The first thing I’m going to urge you to do, now that the bar exam is over, is to take a deep breath. You did it! No matter the outcome, you poured your heart into your studying for the last 8+ weeks, you did your best on the exam, and now it’s over. Now, hopefully, you have some time off between this crazy endeavor and starting your job. If you don’t, no worries. Keep breathing and jump right into your new career! This is what it was all for.
When I took the bar the first time, the only thing that got me through was knowing I’d have at least a month off between the exam and starting my job as a communications specialist. I planned to travel on an extended road trip with my best friend and really relax. In fact, just before the afternoon session on the second day of the exam, I jumped at the opportunity to head to New Hampshire for a weekend of boating and relaxing with said friend. It really helped the tension of the afternoon slip by and remind me that this was just an exam. It did not decide my worth, it was simply a test.
1. Plan a Vacation
I’ve talked to many students about this. The best time to go on vacation and celebrate the bar and graduation is, of course, right after the bar exam. Plan a trip. Go on an adventure, sit on a beach, read a non law related book, and enjoy being still. Most importantly, let the exam go. It is out of your hands, and the cards will fall as they may. Think positive but move forward. Don’t let fear and anxiety over your score cripple you.
During the time between bar and job, I wholeheartedly agreed to let the exam go. I held on to the hope that I had passed, but I no longer allowed the result to take hold of my day to day life. This acceptance helped ease my mind, calm my anxiety, and let me catch up on some much-needed sleep and rest.
2. Visit your Family and Friends
My family and friends were a huge support during my bar experience (even bigger the second time), and it was important to me to remind them just how much they’d helped me. I made a point to call or visit and check in on their lives – be present and talk about something besides my anxiety. Visiting family and friends also has another added benefit – hugs. Hugging someone, for long enough, especially if they squeeze you, helps produce oxytocin in the brain – a drug that can help ease adrenal fatigue, fight anxiety, and improve mood.
A week into my second bar prep, I started begging for someone to buy me a weighted blanket because it has the same effect as a long hug. Instead, my mom started hugging me morning and night, and it really helped with my stress levels. I think being around family and friends, people who knew you before the bar, before law school, can really dampen your inner critic and help bloom your self-confidence.
3. Sleep and Exercise
Just like during the bar, sleep and exercise are just as important after the bar. Focus on getting extra sleep. Go to bed earlier, and if you can, sleep in later. Do so in a cool, dark room, and you’ll notice your cortisol levels drop, greatly impacting your reaction to stress. Further, keep moving. Gentle walks, easy yoga, and light weightlifting can make a world of difference in your ability to bounce back after such a stressful season in your life. They do so without causing more stress. (Exercise is stressful on the body – mostly in a good way, but sometimes it can be detrimental to the health of a body already at maximum stress. Staying consistent with gentle workouts does way more good.)

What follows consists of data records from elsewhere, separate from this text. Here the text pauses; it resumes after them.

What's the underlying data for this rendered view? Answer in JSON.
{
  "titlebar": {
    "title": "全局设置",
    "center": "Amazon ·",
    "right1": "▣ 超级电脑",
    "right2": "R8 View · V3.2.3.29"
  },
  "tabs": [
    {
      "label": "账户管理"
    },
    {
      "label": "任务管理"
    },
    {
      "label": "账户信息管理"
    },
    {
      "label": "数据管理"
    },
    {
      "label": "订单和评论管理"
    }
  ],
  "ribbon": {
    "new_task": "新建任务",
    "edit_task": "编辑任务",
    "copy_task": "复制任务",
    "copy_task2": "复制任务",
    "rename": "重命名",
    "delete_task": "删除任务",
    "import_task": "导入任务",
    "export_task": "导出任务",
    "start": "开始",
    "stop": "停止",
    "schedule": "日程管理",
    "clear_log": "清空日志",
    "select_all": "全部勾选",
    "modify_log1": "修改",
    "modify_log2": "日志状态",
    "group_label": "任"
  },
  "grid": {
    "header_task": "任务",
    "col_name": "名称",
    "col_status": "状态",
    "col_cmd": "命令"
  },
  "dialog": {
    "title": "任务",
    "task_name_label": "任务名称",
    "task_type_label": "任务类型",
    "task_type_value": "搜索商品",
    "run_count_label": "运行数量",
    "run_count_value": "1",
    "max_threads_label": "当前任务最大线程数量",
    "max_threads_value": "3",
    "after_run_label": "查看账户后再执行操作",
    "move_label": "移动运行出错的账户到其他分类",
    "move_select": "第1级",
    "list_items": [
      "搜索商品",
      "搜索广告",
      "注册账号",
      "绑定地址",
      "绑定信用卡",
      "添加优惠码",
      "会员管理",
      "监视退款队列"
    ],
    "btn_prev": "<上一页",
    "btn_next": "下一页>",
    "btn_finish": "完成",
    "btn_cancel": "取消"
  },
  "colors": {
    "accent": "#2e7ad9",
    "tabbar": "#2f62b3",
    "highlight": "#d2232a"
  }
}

After my second attempt at the bar, I was able to drive back from New York to Boston and visit with my family and friends, sleep, start back at running, and have a little vacation. It was exactly what I needed after going through a stressful event. If you don’t have time to take a vacation, take the days in between your exam and position starting to just be still. When all is said and done, the bar exam is just an experience. One we all have to go through in order to be a lawyer, but one that is more than stressful for most of us. By focusing on life after the bar, and trying to stay in the moment, we can alleviate much of that stress and start getting back to our normal selves.